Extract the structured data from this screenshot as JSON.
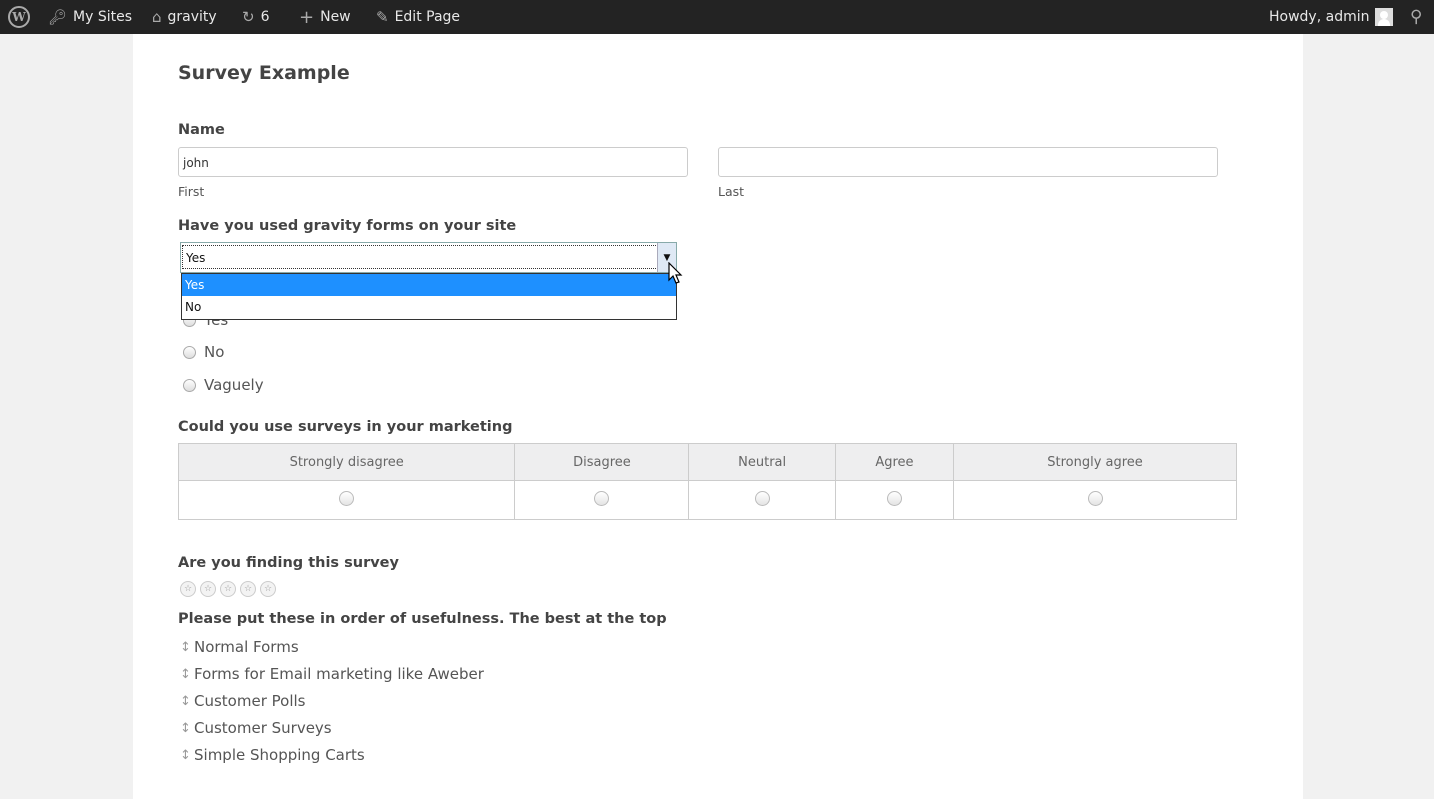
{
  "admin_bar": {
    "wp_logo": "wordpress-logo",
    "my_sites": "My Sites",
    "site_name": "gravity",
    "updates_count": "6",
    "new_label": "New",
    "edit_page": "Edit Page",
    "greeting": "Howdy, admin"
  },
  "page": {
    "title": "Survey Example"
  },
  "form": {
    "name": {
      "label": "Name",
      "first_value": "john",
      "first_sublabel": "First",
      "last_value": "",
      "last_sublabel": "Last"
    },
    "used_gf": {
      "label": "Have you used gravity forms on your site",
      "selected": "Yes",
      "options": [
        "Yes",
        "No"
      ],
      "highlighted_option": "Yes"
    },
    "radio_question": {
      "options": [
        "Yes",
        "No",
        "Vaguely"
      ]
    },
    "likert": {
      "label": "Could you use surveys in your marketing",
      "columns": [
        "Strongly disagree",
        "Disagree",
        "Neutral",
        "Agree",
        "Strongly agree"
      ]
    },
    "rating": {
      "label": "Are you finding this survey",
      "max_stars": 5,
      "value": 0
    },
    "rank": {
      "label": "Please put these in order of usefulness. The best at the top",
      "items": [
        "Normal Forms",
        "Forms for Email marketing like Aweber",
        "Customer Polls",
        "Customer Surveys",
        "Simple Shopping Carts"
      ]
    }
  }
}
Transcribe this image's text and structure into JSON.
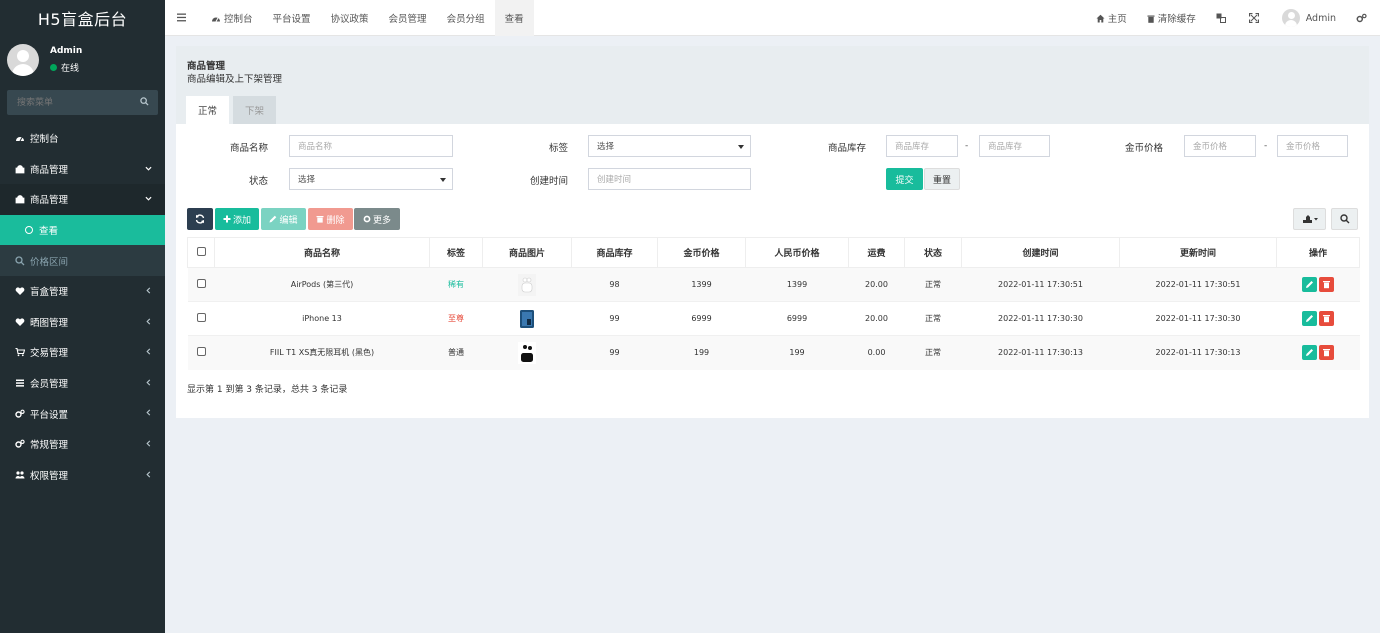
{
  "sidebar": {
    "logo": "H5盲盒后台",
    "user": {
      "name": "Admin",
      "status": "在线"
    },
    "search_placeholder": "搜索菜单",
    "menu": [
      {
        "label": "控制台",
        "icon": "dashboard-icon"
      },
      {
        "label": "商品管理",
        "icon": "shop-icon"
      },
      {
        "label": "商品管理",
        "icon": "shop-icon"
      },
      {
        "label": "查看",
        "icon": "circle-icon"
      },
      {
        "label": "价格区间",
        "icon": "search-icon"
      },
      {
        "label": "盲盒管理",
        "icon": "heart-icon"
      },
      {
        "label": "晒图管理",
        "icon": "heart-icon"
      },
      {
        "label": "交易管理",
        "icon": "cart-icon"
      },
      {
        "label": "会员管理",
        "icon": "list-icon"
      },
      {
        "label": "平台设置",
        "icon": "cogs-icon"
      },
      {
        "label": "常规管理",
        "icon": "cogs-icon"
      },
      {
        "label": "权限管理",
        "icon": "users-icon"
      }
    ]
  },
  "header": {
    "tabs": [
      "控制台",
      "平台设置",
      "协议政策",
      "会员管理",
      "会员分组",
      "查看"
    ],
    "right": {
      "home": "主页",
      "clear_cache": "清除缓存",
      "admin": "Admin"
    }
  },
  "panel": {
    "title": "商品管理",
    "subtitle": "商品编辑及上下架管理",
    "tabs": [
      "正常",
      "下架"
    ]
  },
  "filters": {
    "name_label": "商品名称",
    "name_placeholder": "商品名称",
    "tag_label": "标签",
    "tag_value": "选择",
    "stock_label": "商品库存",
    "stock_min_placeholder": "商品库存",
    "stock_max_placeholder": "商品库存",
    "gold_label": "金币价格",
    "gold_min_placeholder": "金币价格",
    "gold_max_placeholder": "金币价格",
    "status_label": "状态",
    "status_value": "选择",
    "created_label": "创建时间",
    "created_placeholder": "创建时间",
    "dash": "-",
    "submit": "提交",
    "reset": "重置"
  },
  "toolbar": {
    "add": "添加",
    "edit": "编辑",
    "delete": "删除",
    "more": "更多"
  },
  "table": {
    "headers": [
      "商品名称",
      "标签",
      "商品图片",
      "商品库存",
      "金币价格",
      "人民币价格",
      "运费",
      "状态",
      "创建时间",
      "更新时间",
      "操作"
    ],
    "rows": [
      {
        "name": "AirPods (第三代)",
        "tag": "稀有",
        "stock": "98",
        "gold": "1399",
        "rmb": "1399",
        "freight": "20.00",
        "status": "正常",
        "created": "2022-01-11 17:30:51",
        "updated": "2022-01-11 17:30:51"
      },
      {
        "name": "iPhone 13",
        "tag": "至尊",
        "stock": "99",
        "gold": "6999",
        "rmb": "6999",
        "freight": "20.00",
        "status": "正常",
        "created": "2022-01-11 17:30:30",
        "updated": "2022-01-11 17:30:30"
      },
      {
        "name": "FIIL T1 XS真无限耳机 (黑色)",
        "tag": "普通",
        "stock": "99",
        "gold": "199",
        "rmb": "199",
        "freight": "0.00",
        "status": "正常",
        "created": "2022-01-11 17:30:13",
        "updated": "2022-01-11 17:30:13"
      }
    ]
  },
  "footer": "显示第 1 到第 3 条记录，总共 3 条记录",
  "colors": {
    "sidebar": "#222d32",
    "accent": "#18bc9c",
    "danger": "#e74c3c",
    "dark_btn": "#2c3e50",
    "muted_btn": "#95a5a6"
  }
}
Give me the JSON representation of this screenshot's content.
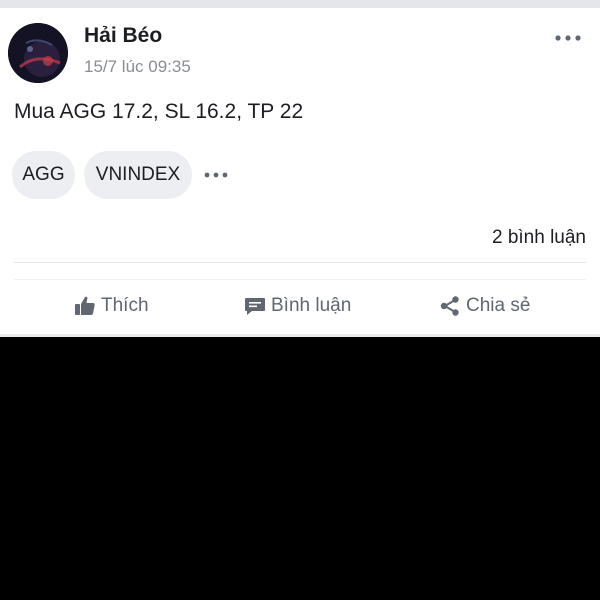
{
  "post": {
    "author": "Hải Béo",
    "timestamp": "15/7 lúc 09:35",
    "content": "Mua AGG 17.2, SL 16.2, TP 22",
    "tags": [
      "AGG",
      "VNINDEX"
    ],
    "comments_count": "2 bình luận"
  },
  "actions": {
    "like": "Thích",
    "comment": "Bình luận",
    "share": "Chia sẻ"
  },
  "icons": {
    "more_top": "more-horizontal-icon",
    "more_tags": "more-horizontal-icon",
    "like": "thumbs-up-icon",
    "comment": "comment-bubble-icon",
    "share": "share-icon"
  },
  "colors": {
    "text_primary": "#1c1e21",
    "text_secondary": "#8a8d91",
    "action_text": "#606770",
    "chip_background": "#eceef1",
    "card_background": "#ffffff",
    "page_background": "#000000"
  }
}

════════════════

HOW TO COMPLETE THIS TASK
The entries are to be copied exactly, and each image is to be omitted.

YOUR SOLUTION
Extract the structured data from this screenshot as JSON.
{
  "admin_bar": {
    "wp_logo": "wordpress-logo",
    "my_sites": "My Sites",
    "site_name": "gravity",
    "updates_count": "6",
    "new_label": "New",
    "edit_page": "Edit Page",
    "greeting": "Howdy, admin"
  },
  "page": {
    "title": "Survey Example"
  },
  "form": {
    "name": {
      "label": "Name",
      "first_value": "john",
      "first_sublabel": "First",
      "last_value": "",
      "last_sublabel": "Last"
    },
    "used_gf": {
      "label": "Have you used gravity forms on your site",
      "selected": "Yes",
      "options": [
        "Yes",
        "No"
      ],
      "highlighted_option": "Yes"
    },
    "radio_question": {
      "options": [
        "Yes",
        "No",
        "Vaguely"
      ]
    },
    "likert": {
      "label": "Could you use surveys in your marketing",
      "columns": [
        "Strongly disagree",
        "Disagree",
        "Neutral",
        "Agree",
        "Strongly agree"
      ]
    },
    "rating": {
      "label": "Are you finding this survey",
      "max_stars": 5,
      "value": 0
    },
    "rank": {
      "label": "Please put these in order of usefulness. The best at the top",
      "items": [
        "Normal Forms",
        "Forms for Email marketing like Aweber",
        "Customer Polls",
        "Customer Surveys",
        "Simple Shopping Carts"
      ]
    }
  }
}
Transcribe this image's text and structure into JSON.
{
  "sidebar": {
    "logo": "H5盲盒后台",
    "user": {
      "name": "Admin",
      "status": "在线"
    },
    "search_placeholder": "搜索菜单",
    "menu": [
      {
        "label": "控制台",
        "icon": "dashboard-icon"
      },
      {
        "label": "商品管理",
        "icon": "shop-icon"
      },
      {
        "label": "商品管理",
        "icon": "shop-icon"
      },
      {
        "label": "查看",
        "icon": "circle-icon"
      },
      {
        "label": "价格区间",
        "icon": "search-icon"
      },
      {
        "label": "盲盒管理",
        "icon": "heart-icon"
      },
      {
        "label": "晒图管理",
        "icon": "heart-icon"
      },
      {
        "label": "交易管理",
        "icon": "cart-icon"
      },
      {
        "label": "会员管理",
        "icon": "list-icon"
      },
      {
        "label": "平台设置",
        "icon": "cogs-icon"
      },
      {
        "label": "常规管理",
        "icon": "cogs-icon"
      },
      {
        "label": "权限管理",
        "icon": "users-icon"
      }
    ]
  },
  "header": {
    "tabs": [
      "控制台",
      "平台设置",
      "协议政策",
      "会员管理",
      "会员分组",
      "查看"
    ],
    "right": {
      "home": "主页",
      "clear_cache": "清除缓存",
      "admin": "Admin"
    }
  },
  "panel": {
    "title": "商品管理",
    "subtitle": "商品编辑及上下架管理",
    "tabs": [
      "正常",
      "下架"
    ]
  },
  "filters": {
    "name_label": "商品名称",
    "name_placeholder": "商品名称",
    "tag_label": "标签",
    "tag_value": "选择",
    "stock_label": "商品库存",
    "stock_min_placeholder": "商品库存",
    "stock_max_placeholder": "商品库存",
    "gold_label": "金币价格",
    "gold_min_placeholder": "金币价格",
    "gold_max_placeholder": "金币价格",
    "status_label": "状态",
    "status_value": "选择",
    "created_label": "创建时间",
    "created_placeholder": "创建时间",
    "dash": "-",
    "submit": "提交",
    "reset": "重置"
  },
  "toolbar": {
    "add": "添加",
    "edit": "编辑",
    "delete": "删除",
    "more": "更多"
  },
  "table": {
    "headers": [
      "商品名称",
      "标签",
      "商品图片",
      "商品库存",
      "金币价格",
      "人民币价格",
      "运费",
      "状态",
      "创建时间",
      "更新时间",
      "操作"
    ],
    "rows": [
      {
        "name": "AirPods (第三代)",
        "tag": "稀有",
        "stock": "98",
        "gold": "1399",
        "rmb": "1399",
        "freight": "20.00",
        "status": "正常",
        "created": "2022-01-11 17:30:51",
        "updated": "2022-01-11 17:30:51"
      },
      {
        "name": "iPhone 13",
        "tag": "至尊",
        "stock": "99",
        "gold": "6999",
        "rmb": "6999",
        "freight": "20.00",
        "status": "正常",
        "created": "2022-01-11 17:30:30",
        "updated": "2022-01-11 17:30:30"
      },
      {
        "name": "FIIL T1 XS真无限耳机 (黑色)",
        "tag": "普通",
        "stock": "99",
        "gold": "199",
        "rmb": "199",
        "freight": "0.00",
        "status": "正常",
        "created": "2022-01-11 17:30:13",
        "updated": "2022-01-11 17:30:13"
      }
    ]
  },
  "footer": "显示第 1 到第 3 条记录，总共 3 条记录",
  "colors": {
    "sidebar": "#222d32",
    "accent": "#18bc9c",
    "danger": "#e74c3c",
    "dark_btn": "#2c3e50",
    "muted_btn": "#95a5a6"
  }
}
Give me the JSON representation of this screenshot's content.
{
  "post": {
    "author": "Hải Béo",
    "timestamp": "15/7 lúc 09:35",
    "content": "Mua AGG 17.2, SL 16.2, TP 22",
    "tags": [
      "AGG",
      "VNINDEX"
    ],
    "comments_count": "2 bình luận"
  },
  "actions": {
    "like": "Thích",
    "comment": "Bình luận",
    "share": "Chia sẻ"
  },
  "icons": {
    "more_top": "more-horizontal-icon",
    "more_tags": "more-horizontal-icon",
    "like": "thumbs-up-icon",
    "comment": "comment-bubble-icon",
    "share": "share-icon"
  },
  "colors": {
    "text_primary": "#1c1e21",
    "text_secondary": "#8a8d91",
    "action_text": "#606770",
    "chip_background": "#eceef1",
    "card_background": "#ffffff",
    "page_background": "#000000"
  }
}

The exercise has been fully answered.